OPINION EDITORIAL: Blue trick-or-treating pumpkins need to go as they harm neurodivergent children and people with allergies


Sarah Olson

Blue pumpkins can also be confused with teal pumpkins which indicate if a child has an allergy.

On Halloween night, trick-or-treaters will fill the streets. As the tradition goes, each one will ring doorbells, repeating the beloved phrase “Trick or treat.” This tradition, however, often excludes those who have autism spectrum disorder and stray away from the standard forms of communication.

To combat this, a movement on social media is advocating for neurodivergent individuals to carry blue pumpkin-shaped trick-or-treating buckets alerting others of their diagnosis. On a surface level, this appears beneficial, but blue pumpkins are a dangerously weak solution for a deep societal flaw.

Although well-intentioned, putting big blue targets on children with autism can elicit social harm. According to the National Center for Biotechnology Information, a study by the Simons Foundation Autism Research Initiative Simons Simplex Collection found that 95 percent of families that include someone with autism have experienced some form of stigmatization. Whether the family has accepted a diagnosis or not, others around them may not share an open-minded outlook. Thus, outing a child’s diagnosis to passerbys allows for rude commentary, achieving exactly what the pumpkins sought to eliminate.

Teal buckets are used to signify that the carrier has a food allergy. In place of candy, participating households will hand children a non-food alternative. According to a study conducted by the Canadian Medical Association Journal, allergic reactions increase by more than 85 percent on Halloween. It is not uncommon for young children to eat foods without the approval of their parents, thus if they receive anything other than a non-food alternative the results can be disastrous. In the dark, with little to no lighting, there is a possibility for a teal pumpkin to be confused for a blue one, potentially causing allergic reactions.

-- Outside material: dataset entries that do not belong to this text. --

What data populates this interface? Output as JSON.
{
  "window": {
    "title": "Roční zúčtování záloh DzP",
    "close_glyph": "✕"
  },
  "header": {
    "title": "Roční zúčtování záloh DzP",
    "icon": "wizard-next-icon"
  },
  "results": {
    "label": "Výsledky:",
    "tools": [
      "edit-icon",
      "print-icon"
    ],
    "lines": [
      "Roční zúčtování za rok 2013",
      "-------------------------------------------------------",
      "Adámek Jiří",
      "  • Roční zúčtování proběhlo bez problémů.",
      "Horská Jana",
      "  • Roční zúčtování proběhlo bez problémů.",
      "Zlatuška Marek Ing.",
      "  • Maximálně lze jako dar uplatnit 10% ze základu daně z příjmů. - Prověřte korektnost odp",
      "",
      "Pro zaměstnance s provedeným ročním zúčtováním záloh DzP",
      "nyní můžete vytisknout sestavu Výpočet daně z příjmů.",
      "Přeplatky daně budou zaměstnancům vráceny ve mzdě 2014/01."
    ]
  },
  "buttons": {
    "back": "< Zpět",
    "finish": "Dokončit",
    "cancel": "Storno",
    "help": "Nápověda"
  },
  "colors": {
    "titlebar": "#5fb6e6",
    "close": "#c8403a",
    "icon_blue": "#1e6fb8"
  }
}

The blue pumpkin movement is fundamentally flawed. Every other time of the year, children with autism are not expected to carry signifiers of their diagnosis. Yet they are still subject to verbal communication and other interactions similar to those on Halloween. The issues accompanying a non-inclusive society will not be fixed by a different shade of pumpkin.

Many people are not mindful of people with autism. It is often out of sight and out of mind, which excludes people from events that happen on a daily basis. Rather than having them adjust by carrying blue buckets, society should prioritize teaching and learning more about autism spectrum disorder. It is not fair let alone reasonable that people with autism must adjust to society’s neurotypical standards.